Overall, group chairman Colin Matthews reported “good progress” in the company’s core Benelux commercial waste business for the year, but explained that this was offset by challenges in other divisions, including municipal waste, which operates mainly in the UK. As a result, the company reported a statutory loss of €97.7 million (£87.3m) for 2018/19.
“In the Municipal Division, our main challenge is the new Derby facility”, explained Otto de Bont, who has been Renewi chief executive since April 2019. “Following the failure of our partner Interserve to commission the facility, we have now provided for the complete termination of the PPP contract.”
Renewi signed a contract in 2014 in a joint venture named Resource Recovery Solutions (Derbyshire) with construction firm Interserve along with Derby city and Derbyshire county councils.
However, the facility is two years late in commissioning and in April, the councils warned that they would bring the contract to an end unless the project’s financial backers intervened to help (see letsrecycle.com story).
Writing in the annual report, Renewi said: “We have supported our customer and insisted on not accepting the facility until it has properly passed acceptance tests such that it can be safely and profitably operated.
“Recognising the significant risks that the facility cannot be commissioned in a timely way, we have written off our historic €40m (£36m) investment in the Derby project, taken a €7.6m provision for ongoing losses and assumed termination costs in the event that the contract comes to an end”.
The company added that it had “provided €11.6m against delay damages which we believe are owed to us by Interserve but which remain outstanding.”
Renewi runs six municipal contracts in the UK – with Argyll and Bute, Barnsley, Doncaster and Rotherham (BDR), Derby, Elstow and East London (ELWA) councils.
“Recognising the significant risks that the facility cannot be commissioned in a timely way, we have written off our historic €40m (£36m) investment in the Derby project, taken a €7.6m provision for ongoing losses and assumed termination costs in the event that the contract comes to an end”
Annual Report 2019
In general, the UK business saw revenues fall 3% to €195m (£174m) and made an underlying EBIT (earnings before interest and taxes) of €0.8m (£0.7m), up from a loss of €6.6m (£5.9m) in 2018. Improvements in operational performance and efficiency and the ending of loss-making contracts helped drive this.
However, Renewi said that falling recyclate prices driven by China’s National Sword policy cost the company €1.4m (£1.25m) and that Brexit has created difficulties for its ELWA contract which exports 200,000 tonnes of refuse-derived fuel (RDF) to the Netherlands each year.

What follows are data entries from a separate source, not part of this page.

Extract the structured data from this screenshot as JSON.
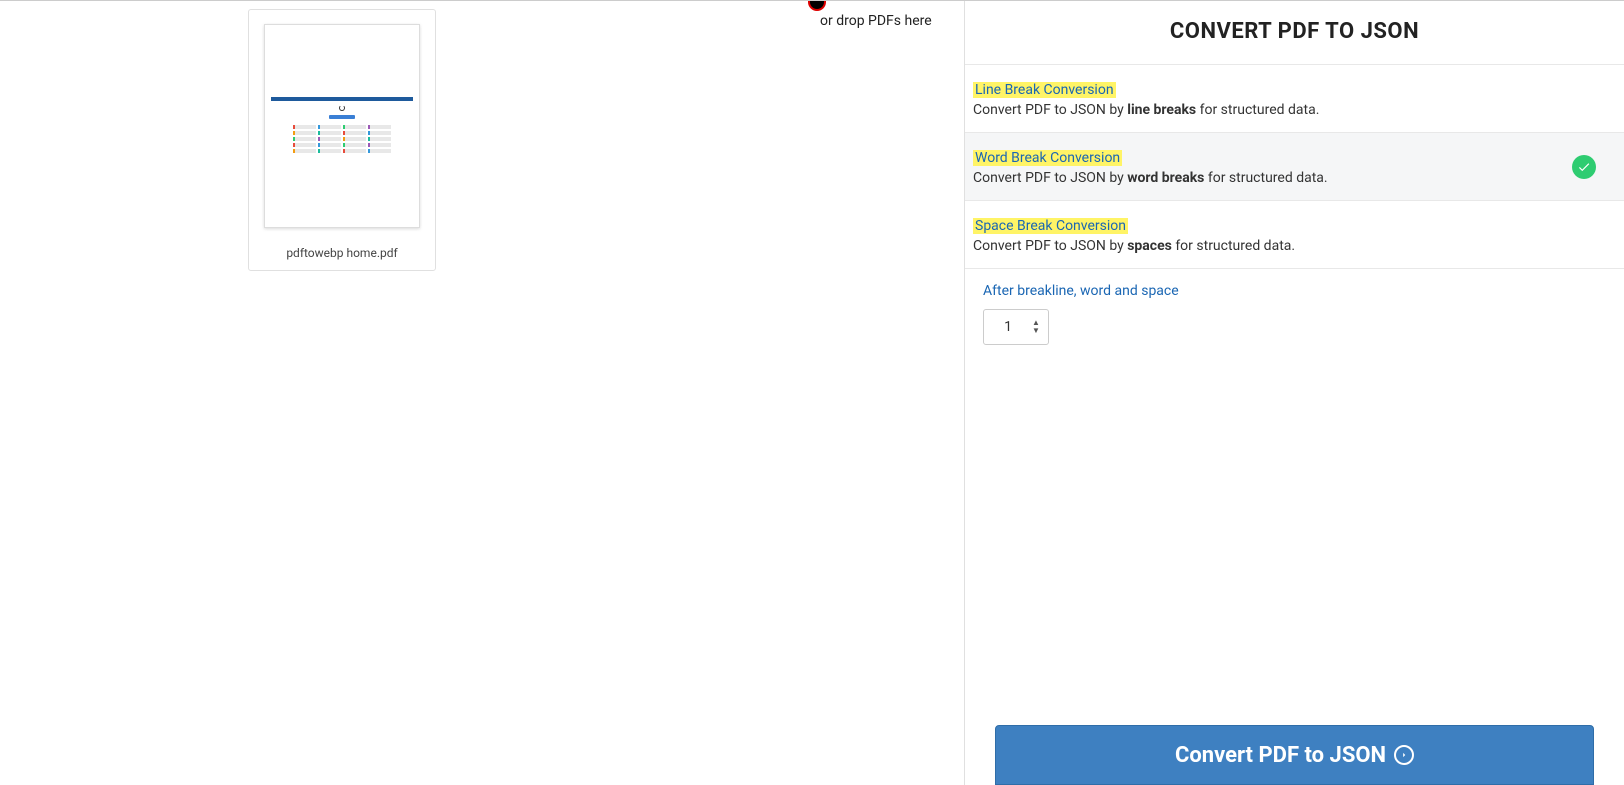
{
  "dropzone": {
    "hint": "or drop PDFs here"
  },
  "file": {
    "name": "pdftowebp home.pdf"
  },
  "panel": {
    "title": "CONVERT PDF TO JSON",
    "options": [
      {
        "title": "Line Break Conversion",
        "desc_prefix": "Convert PDF to JSON by ",
        "desc_bold": "line breaks",
        "desc_suffix": " for structured data."
      },
      {
        "title": "Word Break Conversion",
        "desc_prefix": "Convert PDF to JSON by ",
        "desc_bold": "word breaks",
        "desc_suffix": " for structured data."
      },
      {
        "title": "Space Break Conversion",
        "desc_prefix": "Convert PDF to JSON by ",
        "desc_bold": "spaces",
        "desc_suffix": " for structured data."
      }
    ],
    "after_label": "After breakline, word and space",
    "number_value": "1",
    "convert_button": "Convert PDF to JSON"
  }
}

As a result, the municipal division is now focused on running and optimising its existing contracts, rather than bidding for new ones, and will be looking for material markets within the UK, Renewi said.
Elsewhere in the report, Renewi has revealed an improvement in its accident rate and highlighted employee safety as one of its core values.
Commenting on this, Mr Matthews said: “Safety matters because our people matter, and improved safety means improved operational performance. Renewi launched a new safety culture initiative and has set new ambitious targets.”
Looking forward, Renewi—which is listed on the London Stock Exchange—said it was planning a second listing in Amsterdam, reflecting its increasing focus on the Benelux region.
Mr de Bont said: “We are focused on resolving our short-term challenges and building a solid base for future growth. Renewi remains well positioned for profitable growth in increasingly favourable markets.”